**Provided records**
----------------------------------------

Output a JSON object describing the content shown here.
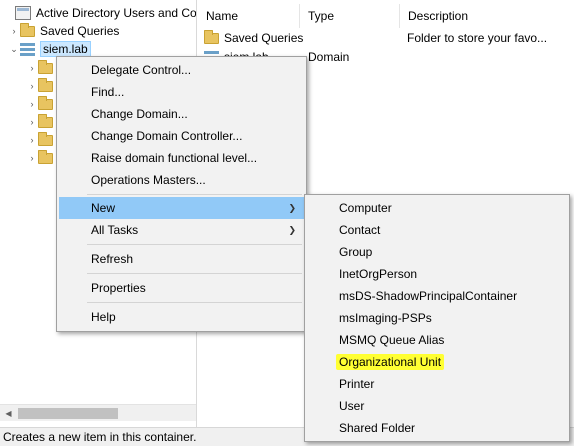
{
  "tree": {
    "root_label": "Active Directory Users and Com",
    "saved_queries": "Saved Queries",
    "domain": "siem.lab"
  },
  "list": {
    "columns": [
      "Name",
      "Type",
      "Description"
    ],
    "rows": [
      {
        "name": "Saved Queries",
        "type": "",
        "description": "Folder to store your favo..."
      },
      {
        "name": "siem.lab",
        "type": "Domain",
        "description": ""
      }
    ]
  },
  "context_menu": {
    "items": [
      "Delegate Control...",
      "Find...",
      "Change Domain...",
      "Change Domain Controller...",
      "Raise domain functional level...",
      "Operations Masters...",
      "New",
      "All Tasks",
      "Refresh",
      "Properties",
      "Help"
    ]
  },
  "new_submenu": {
    "items": [
      "Computer",
      "Contact",
      "Group",
      "InetOrgPerson",
      "msDS-ShadowPrincipalContainer",
      "msImaging-PSPs",
      "MSMQ Queue Alias",
      "Organizational Unit",
      "Printer",
      "User",
      "Shared Folder"
    ],
    "highlighted": "Organizational Unit",
    "highlight_color": "#ffff33"
  },
  "status_bar": {
    "text": "Creates a new item in this container."
  },
  "colors": {
    "menu_hover": "#91c9f7",
    "tree_selection": "#cce8ff"
  }
}
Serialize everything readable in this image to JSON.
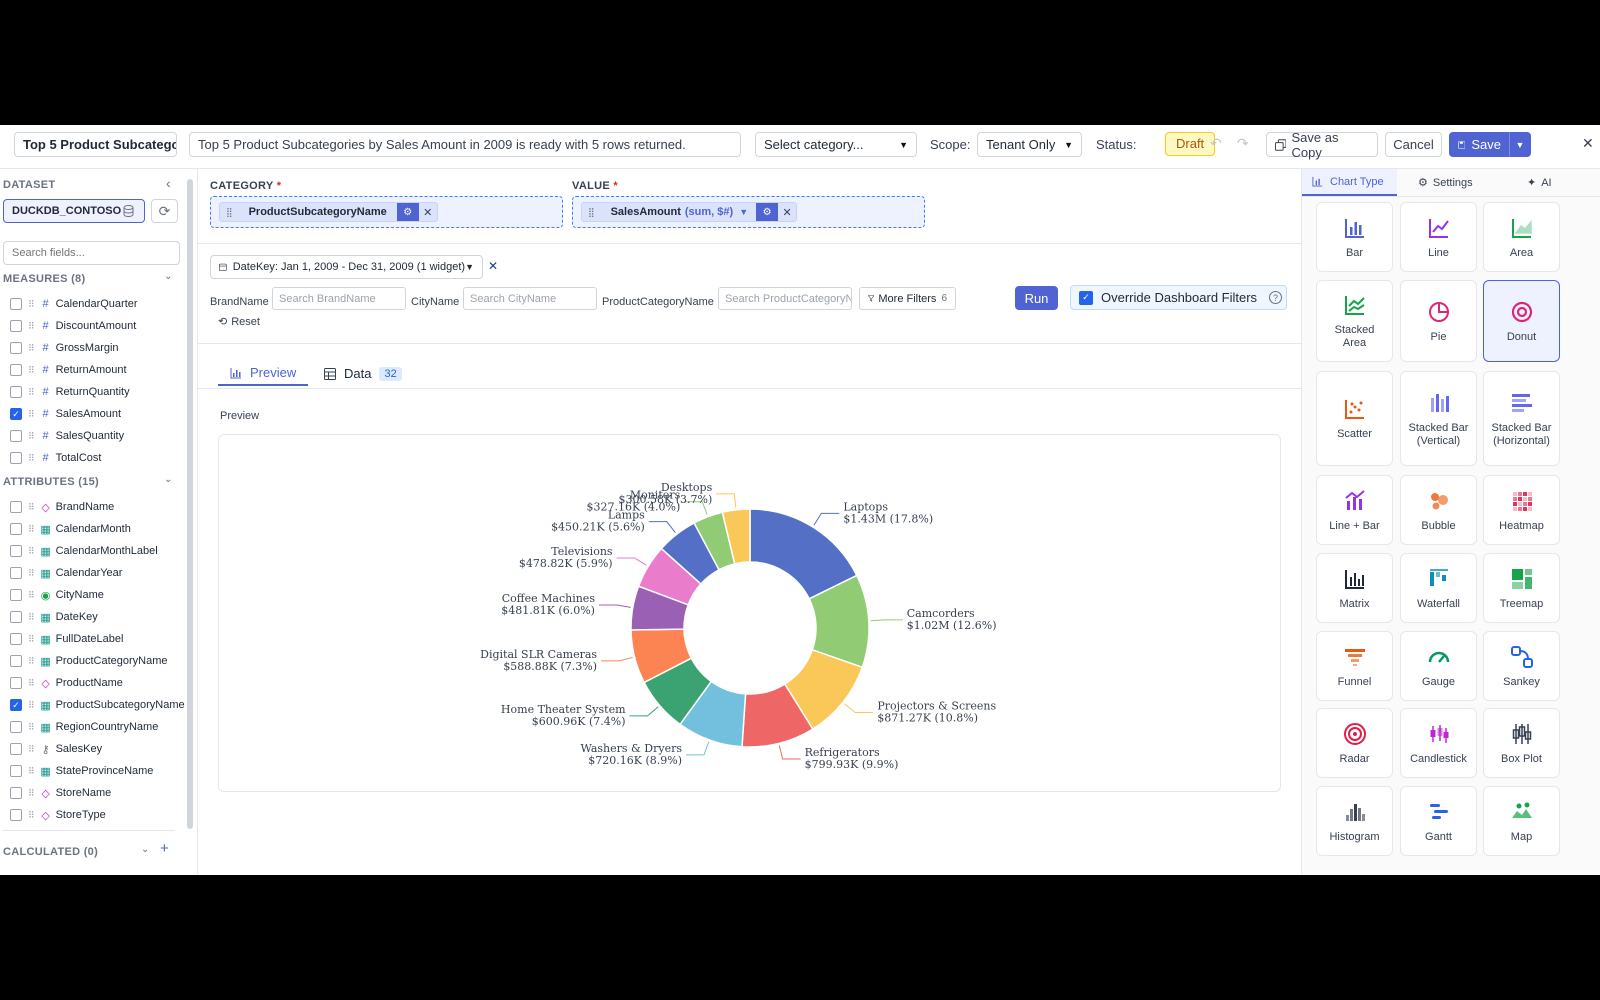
{
  "topbar": {
    "title_value": "Top 5 Product Subcatego",
    "description_value": "Top 5 Product Subcategories by Sales Amount in 2009 is ready with 5 rows returned.",
    "category_select": "Select category...",
    "scope_label": "Scope:",
    "scope_value": "Tenant Only",
    "status_label": "Status:",
    "status_value": "Draft",
    "save_copy_label": "Save as Copy",
    "cancel_label": "Cancel",
    "save_label": "Save"
  },
  "sidebar": {
    "dataset_heading": "DATASET",
    "dataset_name": "DUCKDB_CONTOSO",
    "search_placeholder": "Search fields...",
    "measures_heading": "MEASURES (8)",
    "measures": [
      {
        "name": "CalendarQuarter",
        "checked": false
      },
      {
        "name": "DiscountAmount",
        "checked": false
      },
      {
        "name": "GrossMargin",
        "checked": false
      },
      {
        "name": "ReturnAmount",
        "checked": false
      },
      {
        "name": "ReturnQuantity",
        "checked": false
      },
      {
        "name": "SalesAmount",
        "checked": true
      },
      {
        "name": "SalesQuantity",
        "checked": false
      },
      {
        "name": "TotalCost",
        "checked": false
      }
    ],
    "attributes_heading": "ATTRIBUTES (15)",
    "attributes": [
      {
        "name": "BrandName",
        "icon": "tag",
        "checked": false
      },
      {
        "name": "CalendarMonth",
        "icon": "calendar",
        "checked": false
      },
      {
        "name": "CalendarMonthLabel",
        "icon": "calendar",
        "checked": false
      },
      {
        "name": "CalendarYear",
        "icon": "calendar",
        "checked": false
      },
      {
        "name": "CityName",
        "icon": "location",
        "checked": false
      },
      {
        "name": "DateKey",
        "icon": "calendar",
        "checked": false
      },
      {
        "name": "FullDateLabel",
        "icon": "calendar",
        "checked": false
      },
      {
        "name": "ProductCategoryName",
        "icon": "calendar",
        "checked": false
      },
      {
        "name": "ProductName",
        "icon": "tag",
        "checked": false
      },
      {
        "name": "ProductSubcategoryName",
        "icon": "calendar",
        "checked": true
      },
      {
        "name": "RegionCountryName",
        "icon": "calendar",
        "checked": false
      },
      {
        "name": "SalesKey",
        "icon": "key",
        "checked": false
      },
      {
        "name": "StateProvinceName",
        "icon": "calendar",
        "checked": false
      },
      {
        "name": "StoreName",
        "icon": "tag",
        "checked": false
      },
      {
        "name": "StoreType",
        "icon": "tag",
        "checked": false
      }
    ],
    "calculated_heading": "CALCULATED (0)"
  },
  "builder": {
    "category_label": "CATEGORY",
    "category_field": "ProductSubcategoryName",
    "value_label": "VALUE",
    "value_field": "SalesAmount",
    "value_agg": "(sum, $#)",
    "date_filter": "DateKey: Jan 1, 2009 - Dec 31, 2009 (1 widget)",
    "filters": [
      {
        "label": "BrandName",
        "placeholder": "Search BrandName"
      },
      {
        "label": "CityName",
        "placeholder": "Search CityName"
      },
      {
        "label": "ProductCategoryName",
        "placeholder": "Search ProductCategoryN"
      }
    ],
    "more_filters_label": "More Filters",
    "more_filters_count": "6",
    "run_label": "Run",
    "override_label": "Override Dashboard Filters",
    "reset_label": "Reset",
    "tab_preview": "Preview",
    "tab_data": "Data",
    "data_count": "32",
    "preview_heading": "Preview"
  },
  "chart_data": {
    "type": "pie",
    "variant": "donut",
    "categories": [
      "Laptops",
      "Camcorders",
      "Projectors & Screens",
      "Refrigerators",
      "Washers & Dryers",
      "Home Theater System",
      "Digital SLR Cameras",
      "Coffee Machines",
      "Televisions",
      "Lamps",
      "Monitors",
      "Desktops"
    ],
    "values": [
      1430000,
      1020000,
      871270,
      799930,
      720160,
      600960,
      588880,
      481810,
      478820,
      450210,
      327160,
      300580
    ],
    "value_labels": [
      "$1.43M (17.8%)",
      "$1.02M (12.6%)",
      "$871.27K (10.8%)",
      "$799.93K (9.9%)",
      "$720.16K (8.9%)",
      "$600.96K (7.4%)",
      "$588.88K (7.3%)",
      "$481.81K (6.0%)",
      "$478.82K (5.9%)",
      "$450.21K (5.6%)",
      "$327.16K (4.0%)",
      "$300.58K (3.7%)"
    ],
    "percents": [
      17.8,
      12.6,
      10.8,
      9.9,
      8.9,
      7.4,
      7.3,
      6.0,
      5.9,
      5.6,
      4.0,
      3.7
    ],
    "colors": [
      "#5470c6",
      "#91cc75",
      "#fac858",
      "#ee6666",
      "#73c0de",
      "#3ba272",
      "#fc8452",
      "#9a60b4",
      "#ea7ccc",
      "#5470c6",
      "#91cc75",
      "#fac858"
    ]
  },
  "right_panel": {
    "tab_chart_type": "Chart Type",
    "tab_settings": "Settings",
    "tab_ai": "AI",
    "chart_types": [
      {
        "label": "Bar",
        "icon": "bar-chart-icon",
        "color": "#4f63d2"
      },
      {
        "label": "Line",
        "icon": "line-chart-icon",
        "color": "#9333ea"
      },
      {
        "label": "Area",
        "icon": "area-chart-icon",
        "color": "#16a34a"
      },
      {
        "label": "Stacked Area",
        "icon": "stacked-area-icon",
        "color": "#16a34a"
      },
      {
        "label": "Pie",
        "icon": "pie-chart-icon",
        "color": "#db2777"
      },
      {
        "label": "Donut",
        "icon": "donut-chart-icon",
        "color": "#db2777",
        "selected": true
      },
      {
        "label": "Scatter",
        "icon": "scatter-chart-icon",
        "color": "#ea580c"
      },
      {
        "label": "Stacked Bar (Vertical)",
        "icon": "stacked-bar-vertical-icon",
        "color": "#6366f1"
      },
      {
        "label": "Stacked Bar (Horizontal)",
        "icon": "stacked-bar-horizontal-icon",
        "color": "#6366f1"
      },
      {
        "label": "Line + Bar",
        "icon": "line-bar-icon",
        "color": "#9333ea"
      },
      {
        "label": "Bubble",
        "icon": "bubble-chart-icon",
        "color": "#ea580c"
      },
      {
        "label": "Heatmap",
        "icon": "heatmap-icon",
        "color": "#e11d48"
      },
      {
        "label": "Matrix",
        "icon": "matrix-icon",
        "color": "#1f2937"
      },
      {
        "label": "Waterfall",
        "icon": "waterfall-icon",
        "color": "#0891b2"
      },
      {
        "label": "Treemap",
        "icon": "treemap-icon",
        "color": "#16a34a"
      },
      {
        "label": "Funnel",
        "icon": "funnel-icon",
        "color": "#ea580c"
      },
      {
        "label": "Gauge",
        "icon": "gauge-icon",
        "color": "#059669"
      },
      {
        "label": "Sankey",
        "icon": "sankey-icon",
        "color": "#2563eb"
      },
      {
        "label": "Radar",
        "icon": "radar-icon",
        "color": "#e11d48"
      },
      {
        "label": "Candlestick",
        "icon": "candlestick-icon",
        "color": "#c026d3"
      },
      {
        "label": "Box Plot",
        "icon": "box-plot-icon",
        "color": "#374151"
      },
      {
        "label": "Histogram",
        "icon": "histogram-icon",
        "color": "#374151"
      },
      {
        "label": "Gantt",
        "icon": "gantt-icon",
        "color": "#2563eb"
      },
      {
        "label": "Map",
        "icon": "map-icon",
        "color": "#16a34a"
      }
    ]
  }
}
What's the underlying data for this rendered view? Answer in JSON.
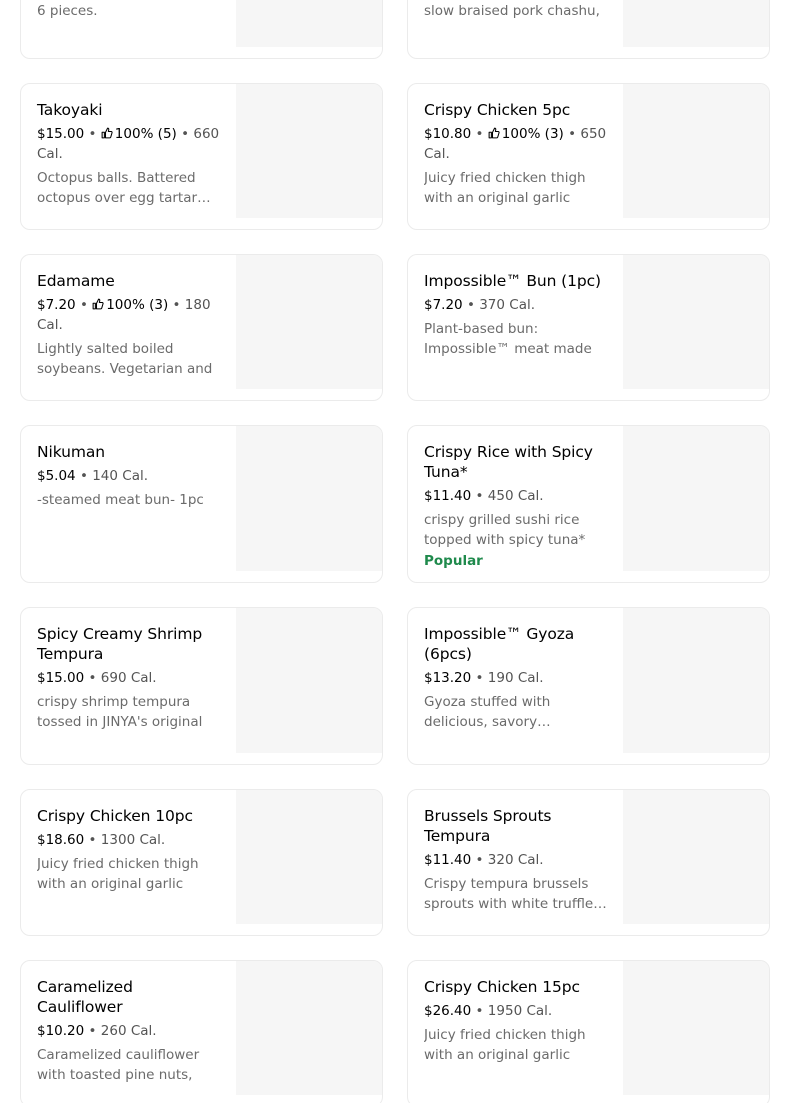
{
  "menu_items": [
    {
      "name": "",
      "price": "",
      "rating": "",
      "calories": "",
      "description": "6 pieces.",
      "badge": ""
    },
    {
      "name": "",
      "price": "",
      "rating": "",
      "calories": "",
      "description": "slow braised pork chashu,",
      "badge": ""
    },
    {
      "name": "Takoyaki",
      "price": "$15.00",
      "rating": "100% (5)",
      "calories": "660 Cal.",
      "description": "Octopus balls. Battered octopus over egg tartar sauce.",
      "badge": ""
    },
    {
      "name": "Crispy Chicken 5pc",
      "price": "$10.80",
      "rating": "100% (3)",
      "calories": "650 Cal.",
      "description": "Juicy fried chicken thigh with an original garlic",
      "badge": ""
    },
    {
      "name": "Edamame",
      "price": "$7.20",
      "rating": "100% (3)",
      "calories": "180 Cal.",
      "description": "Lightly salted boiled soybeans. Vegetarian and",
      "badge": ""
    },
    {
      "name": "Impossible™ Bun (1pc)",
      "price": "$7.20",
      "rating": "",
      "calories": "370 Cal.",
      "description": "Plant-based bun: Impossible™ meat made",
      "badge": ""
    },
    {
      "name": "Nikuman",
      "price": "$5.04",
      "rating": "",
      "calories": "140 Cal.",
      "description": "-steamed meat bun- 1pc",
      "badge": ""
    },
    {
      "name": "Crispy Rice with Spicy Tuna*",
      "price": "$11.40",
      "rating": "",
      "calories": "450 Cal.",
      "description": "crispy grilled sushi rice topped with spicy tuna*",
      "badge": "Popular"
    },
    {
      "name": "Spicy Creamy Shrimp Tempura",
      "price": "$15.00",
      "rating": "",
      "calories": "690 Cal.",
      "description": "crispy shrimp tempura tossed in JINYA's original",
      "badge": ""
    },
    {
      "name": "Impossible™ Gyoza (6pcs)",
      "price": "$13.20",
      "rating": "",
      "calories": "190 Cal.",
      "description": "Gyoza stuffed with delicious, savory Impossible™ meat",
      "badge": ""
    },
    {
      "name": "Crispy Chicken 10pc",
      "price": "$18.60",
      "rating": "",
      "calories": "1300 Cal.",
      "description": "Juicy fried chicken thigh with an original garlic",
      "badge": ""
    },
    {
      "name": "Brussels Sprouts Tempura",
      "price": "$11.40",
      "rating": "",
      "calories": "320 Cal.",
      "description": "Crispy tempura brussels sprouts with white truffle oil",
      "badge": ""
    },
    {
      "name": "Caramelized Cauliflower",
      "price": "$10.20",
      "rating": "",
      "calories": "260 Cal.",
      "description": "Caramelized cauliflower with toasted pine nuts,",
      "badge": ""
    },
    {
      "name": "Crispy Chicken 15pc",
      "price": "$26.40",
      "rating": "",
      "calories": "1950 Cal.",
      "description": "Juicy fried chicken thigh with an original garlic",
      "badge": ""
    }
  ],
  "colors": {
    "popular_badge": "#1f8a4c",
    "image_placeholder": "#f6f6f6",
    "card_border": "#ebebeb"
  },
  "icons": {
    "rating": "thumbs-up-icon"
  }
}
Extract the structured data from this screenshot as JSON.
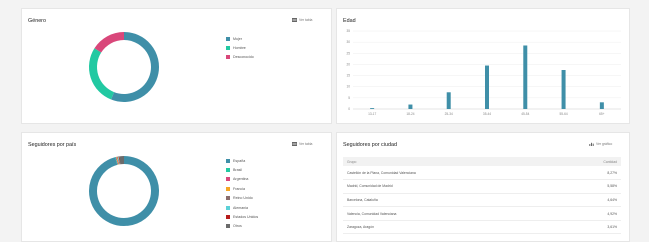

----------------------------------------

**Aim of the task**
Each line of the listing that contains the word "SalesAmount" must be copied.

**Written response**
        "name": "SalesAmount",
    "value_field": "SalesAmount",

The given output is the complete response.